Pilots have access to more preflight weather resources available now than ever before thanks to mobile apps and the expansion of weather product offerings from the National Weather Service (NWS) and its Aviation Weather Service division. Many of these text forecasts and charts are integrated right into the popular all-in-one aviation EFB apps, viewable as selectable layers when planning a flight on an interactive map.
METARs, TAFs and radar imagery only scratch the surface though when it comes to the wide variety of data pilots should review before a flight. The challenge in working with this extensive library of weather data is first knowing what resources are available from the NWS, and then secondly where to find them. Most originate in some form on a government weather website, but the layout and organization of these sites leave a lot to be desired, making it difficult at times to find the specific chart, forecast or report you’re looking for.
You could rely on the Flight Service standard weather briefing in its latest digital form, but even this resource doesn’t include all the latest weather tools, like graphical forecasts for ceiling, visibility, turbulence or icing, Convective Forecasts or MOS precipitation forecasts. The end result is the need to review a variety of websites and mobile apps to thorougly brief the weather.
There are so many useful weather apps out there that many pilots keep a dedicated folder on their iPad to keep them all organized (check out our review of the 10 best weather apps if you’re looking to start or expand your collection). One of our favorite supplemental weather resources from the National Weather Service is the Area Forecast Discussion, which can be directly accessed in a free app called Deep Weather.
The Area Forecast Discussion is a text-based resource (not to be confused with the legacy Area Forecast) provides an easy-to-read narrative of the current and forecast conditions for regions around the U.S. It is written by the same meteorologists that produce the TAFs for each respective region and gives the background as to the larger-scale factors which are driving the weather.
TAFs are limited by both shorthand symbols and coverage to only 5 NM around the airport, and the Forecast Discussion can help fill in the blanks and give you a better feel for the confidence level behind each line of the TAF. They represent the “Story behind the weather story,” a glimpse behind the scenes of your current forecast, and provide lots of detail not found anywhere else.

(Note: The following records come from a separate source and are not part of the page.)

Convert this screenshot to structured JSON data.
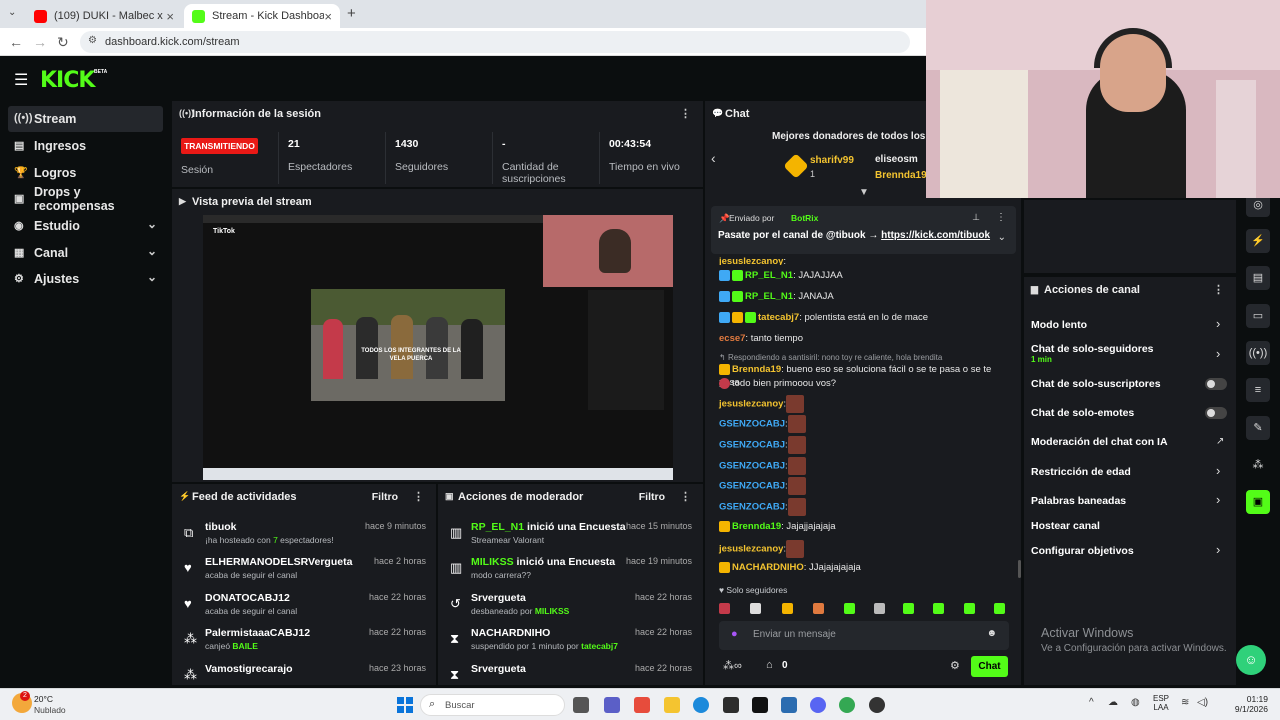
{
  "browser": {
    "tabs": [
      {
        "label": "(109) DUKI - Malbec x Bizarrap"
      },
      {
        "label": "Stream - Kick Dashboard"
      }
    ],
    "url": "dashboard.kick.com/stream"
  },
  "logo": {
    "text": "KICK",
    "beta": "BETA"
  },
  "sidebar": {
    "items": [
      {
        "label": "Stream"
      },
      {
        "label": "Ingresos"
      },
      {
        "label": "Logros"
      },
      {
        "label": "Drops y recompensas"
      },
      {
        "label": "Estudio"
      },
      {
        "label": "Canal"
      },
      {
        "label": "Ajustes"
      }
    ]
  },
  "session": {
    "title": "Información de la sesión",
    "status": "TRANSMITIENDO",
    "status_label": "Sesión",
    "stats": [
      {
        "value": "21",
        "label": "Espectadores"
      },
      {
        "value": "1430",
        "label": "Seguidores"
      },
      {
        "value": "-",
        "label": "Cantidad de suscripciones"
      },
      {
        "value": "00:43:54",
        "label": "Tiempo en vivo"
      }
    ]
  },
  "preview": {
    "title": "Vista previa del stream",
    "video_caption": "TODOS LOS INTEGRANTES DE LA VELA PUERCA",
    "tiktok_label": "TikTok"
  },
  "feed": {
    "title": "Feed de actividades",
    "filter": "Filtro",
    "rows": [
      {
        "name": "tibuok",
        "time": "hace 9 minutos",
        "sub_a": "¡ha hosteado con ",
        "sub_b": "7",
        "sub_c": " espectadores!"
      },
      {
        "name": "ELHERMANODELSRVergueta",
        "time": "hace 2 horas",
        "sub_a": "acaba de seguir el canal",
        "sub_b": "",
        "sub_c": ""
      },
      {
        "name": "DONATOCABJ12",
        "time": "hace 22 horas",
        "sub_a": "acaba de seguir el canal",
        "sub_b": "",
        "sub_c": ""
      },
      {
        "name": "PalermistaaaCABJ12",
        "time": "hace 22 horas",
        "sub_a": "canjeó ",
        "sub_b": "BAILE",
        "sub_c": ""
      },
      {
        "name": "Vamostigrecarajo",
        "time": "hace 23 horas",
        "sub_a": "",
        "sub_b": "",
        "sub_c": ""
      }
    ]
  },
  "mod": {
    "title": "Acciones de moderador",
    "filter": "Filtro",
    "rows": [
      {
        "name": "RP_EL_N1",
        "action": " inició una Encuesta",
        "time": "hace 15 minutos",
        "sub_a": "Streamear Valorant",
        "sub_b": ""
      },
      {
        "name": "MILIKSS",
        "action": " inició una Encuesta",
        "time": "hace 19 minutos",
        "sub_a": "modo carrera??",
        "sub_b": ""
      },
      {
        "name": "Srvergueta",
        "action": "",
        "time": "hace 22 horas",
        "sub_a": "desbaneado por ",
        "sub_b": "MILIKSS"
      },
      {
        "name": "NACHARDNIHO",
        "action": "",
        "time": "hace 22 horas",
        "sub_a": "suspendido por 1 minuto por ",
        "sub_b": "tatecabj7"
      },
      {
        "name": "Srvergueta",
        "action": "",
        "time": "hace 22 horas",
        "sub_a": "",
        "sub_b": ""
      }
    ]
  },
  "chat": {
    "title": "Chat",
    "donors_title": "Mejores donadores de todos los ti",
    "donor1": "sharifv99",
    "donor1_count": "1",
    "donor2": "eliseosm",
    "donor3": "Brennda19",
    "pinned_by_label": "Enviado por",
    "pinned_by": "BotRix",
    "pinned_text": "Pasate por el canal de @tibuok → ",
    "pinned_link": "https://kick.com/tibuok",
    "messages": [
      {
        "user": "jesuslezcanoy",
        "text": ":",
        "color": "#f4c430"
      },
      {
        "user": "RP_EL_N1",
        "text": ": JAJAJJAA",
        "color": "#53fc18"
      },
      {
        "user": "RP_EL_N1",
        "text": ": JANAJA",
        "color": "#53fc18"
      },
      {
        "user": "tatecabj7",
        "text": ": polentista está en lo de mace",
        "color": "#f4c430"
      },
      {
        "user": "ecse7",
        "text": ": tanto tiempo",
        "color": "#e07a3f"
      },
      {
        "user": "Brennda19",
        "text": ": bueno eso se soluciona fácil o se te pasa o se te pasa",
        "color": "#f4c430"
      },
      {
        "user": "jesuslezcanoy",
        "text": ":",
        "color": "#f4c430"
      },
      {
        "user": "GSENZOCABJ",
        "text": ":",
        "color": "#3fa9f5"
      },
      {
        "user": "GSENZOCABJ",
        "text": ":",
        "color": "#3fa9f5"
      },
      {
        "user": "GSENZOCABJ",
        "text": ":",
        "color": "#3fa9f5"
      },
      {
        "user": "GSENZOCABJ",
        "text": ":",
        "color": "#3fa9f5"
      },
      {
        "user": "GSENZOCABJ",
        "text": ":",
        "color": "#3fa9f5"
      },
      {
        "user": "Brennda19",
        "text": ": Jajajjajajaja",
        "color": "#53fc18"
      },
      {
        "user": "jesuslezcanoy",
        "text": ":",
        "color": "#f4c430"
      },
      {
        "user": "NACHARDNIHO",
        "text": ": JJajajajajaja",
        "color": "#f4c430"
      }
    ],
    "reply_note": "Respondiendo a santisiril: nono toy re caliente, hola brendita",
    "brennda_cont": "todo bien primooou vos?",
    "followers_only": "Solo seguidores",
    "input_placeholder": "Enviar un mensaje",
    "points": "0",
    "send_label": "Chat"
  },
  "actions": {
    "title": "Acciones de canal",
    "items": [
      {
        "label": "Modo lento",
        "sub": ""
      },
      {
        "label": "Chat de solo-seguidores",
        "sub": "1 min"
      },
      {
        "label": "Chat de solo-suscriptores",
        "sub": ""
      },
      {
        "label": "Chat de solo-emotes",
        "sub": ""
      },
      {
        "label": "Moderación del chat con IA",
        "sub": ""
      },
      {
        "label": "Restricción de edad",
        "sub": ""
      },
      {
        "label": "Palabras baneadas",
        "sub": ""
      },
      {
        "label": "Hostear canal",
        "sub": ""
      },
      {
        "label": "Configurar objetivos",
        "sub": ""
      }
    ]
  },
  "windows": {
    "activate_title": "Activar Windows",
    "activate_sub": "Ve a Configuración para activar Windows."
  },
  "taskbar": {
    "weather_temp": "20°C",
    "weather_text": "Nublado",
    "badge": "2",
    "search": "Buscar",
    "lang1": "ESP",
    "lang2": "LAA",
    "time": "01:19",
    "date": "9/1/2026"
  },
  "colors": {
    "accent": "#53fc18",
    "live": "#e91916",
    "panel": "#191b1f",
    "bg": "#0b0e0f"
  }
}
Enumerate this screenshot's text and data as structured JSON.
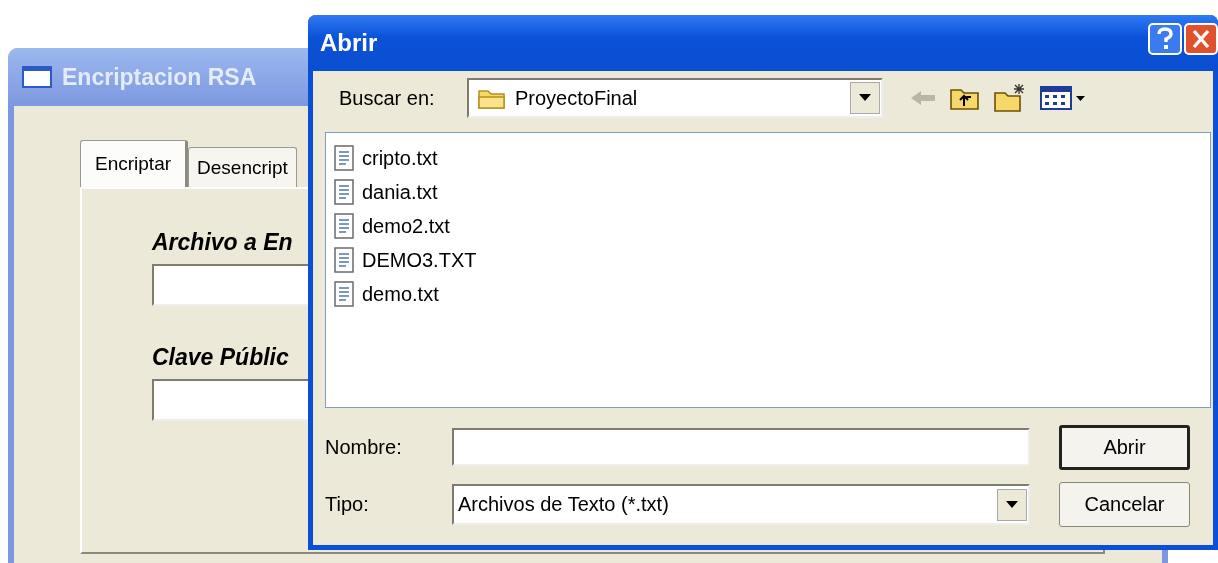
{
  "back_window": {
    "title": "Encriptacion RSA",
    "tabs": [
      {
        "label": "Encriptar",
        "selected": true
      },
      {
        "label": "Desencript",
        "selected": false
      }
    ],
    "fields": [
      {
        "label": "Archivo a En"
      },
      {
        "label": "Clave Públic"
      }
    ]
  },
  "dialog": {
    "title": "Abrir",
    "look_in": {
      "label": "Buscar en:",
      "value": "ProyectoFinal"
    },
    "files": [
      {
        "name": "cripto.txt"
      },
      {
        "name": "dania.txt"
      },
      {
        "name": "demo2.txt"
      },
      {
        "name": "DEMO3.TXT"
      },
      {
        "name": "demo.txt"
      }
    ],
    "name_field": {
      "label": "Nombre:"
    },
    "type_field": {
      "label": "Tipo:",
      "value": "Archivos de Texto (*.txt)"
    },
    "buttons": [
      {
        "label": "Abrir",
        "default": true
      },
      {
        "label": "Cancelar",
        "default": false
      }
    ]
  }
}
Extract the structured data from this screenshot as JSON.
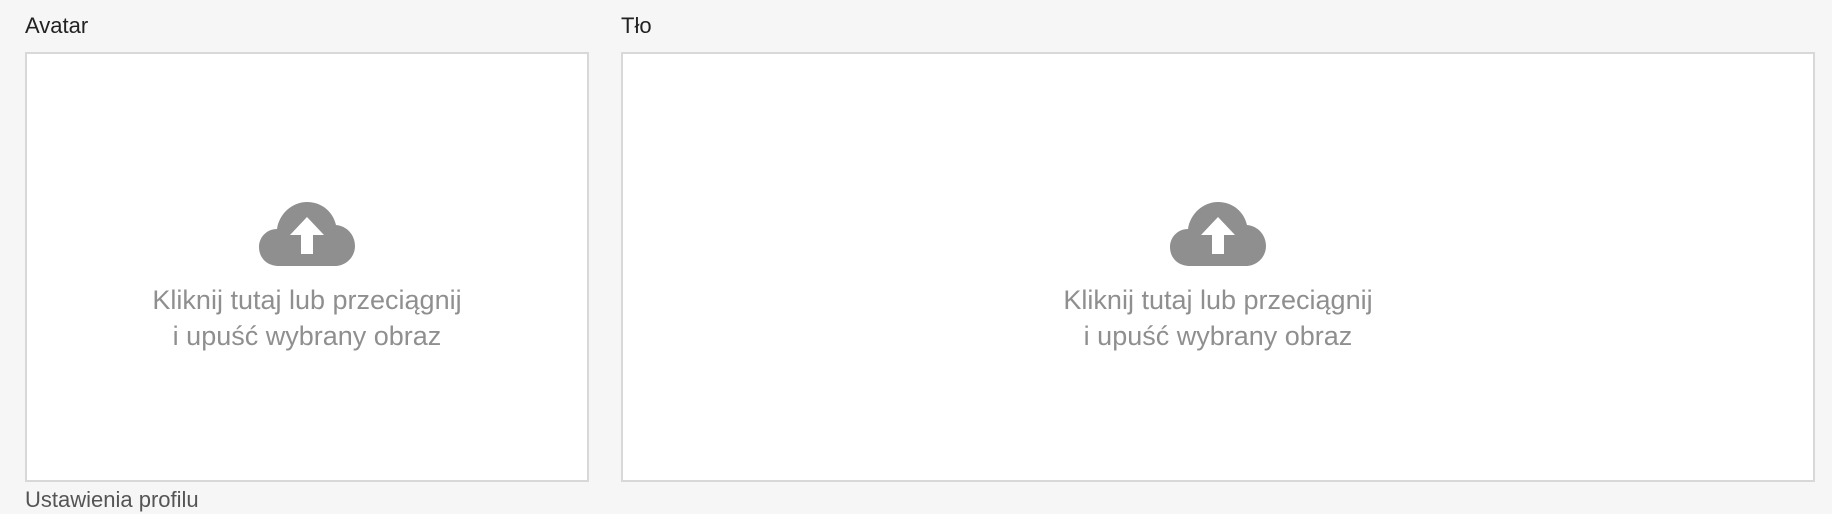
{
  "avatar": {
    "label": "Avatar",
    "dropzone_icon": "cloud-upload-icon",
    "dropzone_line1": "Kliknij tutaj lub przeciągnij",
    "dropzone_line2": "i upuść wybrany obraz"
  },
  "background": {
    "label": "Tło",
    "dropzone_icon": "cloud-upload-icon",
    "dropzone_line1": "Kliknij tutaj lub przeciągnij",
    "dropzone_line2": "i upuść wybrany obraz"
  },
  "hint": {
    "text": "Ustawienia profilu"
  },
  "colors": {
    "page_background": "#f6f6f6",
    "dropzone_background": "#ffffff",
    "dropzone_border": "#d8d8d8",
    "icon": "#8f8f8f",
    "hint_text": "#8f8f8f"
  }
}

For example, you’ll often see the code VCSH in a TAF, short for showers in the vicinity. This could mean anything from a passing light rain shower to the potential for thunderstorm buildups directly over the airport. The Area Forecast Discussion will shed some light on this vague forecast code, including a look at atmospheric stability, probability and expected precip coverage near the airport. It’s also great for those times you’re on the fence about making a flight after seeing low ceilings or visibilities in the TAF.
The Deep Weather app provides an easy-to-use interface that allows you to first choose an NWS forecast location from an interactive map:
It then breaks down the forecast into selectable sections: synopsis, near term forecast, short term forecast, long-range forecast and an aviation outlook:
Deep Weather is a free download from the app store and provides all the Area Forecasts Discussion data for the entire U.S., updated regularly throughout the day. For $4.99, you can upgrade to a premium version that includes a Dark Mode scheme, favorite stations list and pop-up weather glossary.
Deep Weather isn’t the only place to find this forecast data (it’s also in many of the popular EFB apps and on the NWS website), but you’ll find it convenient to have direct access to all forecast regions right from a dedicated app.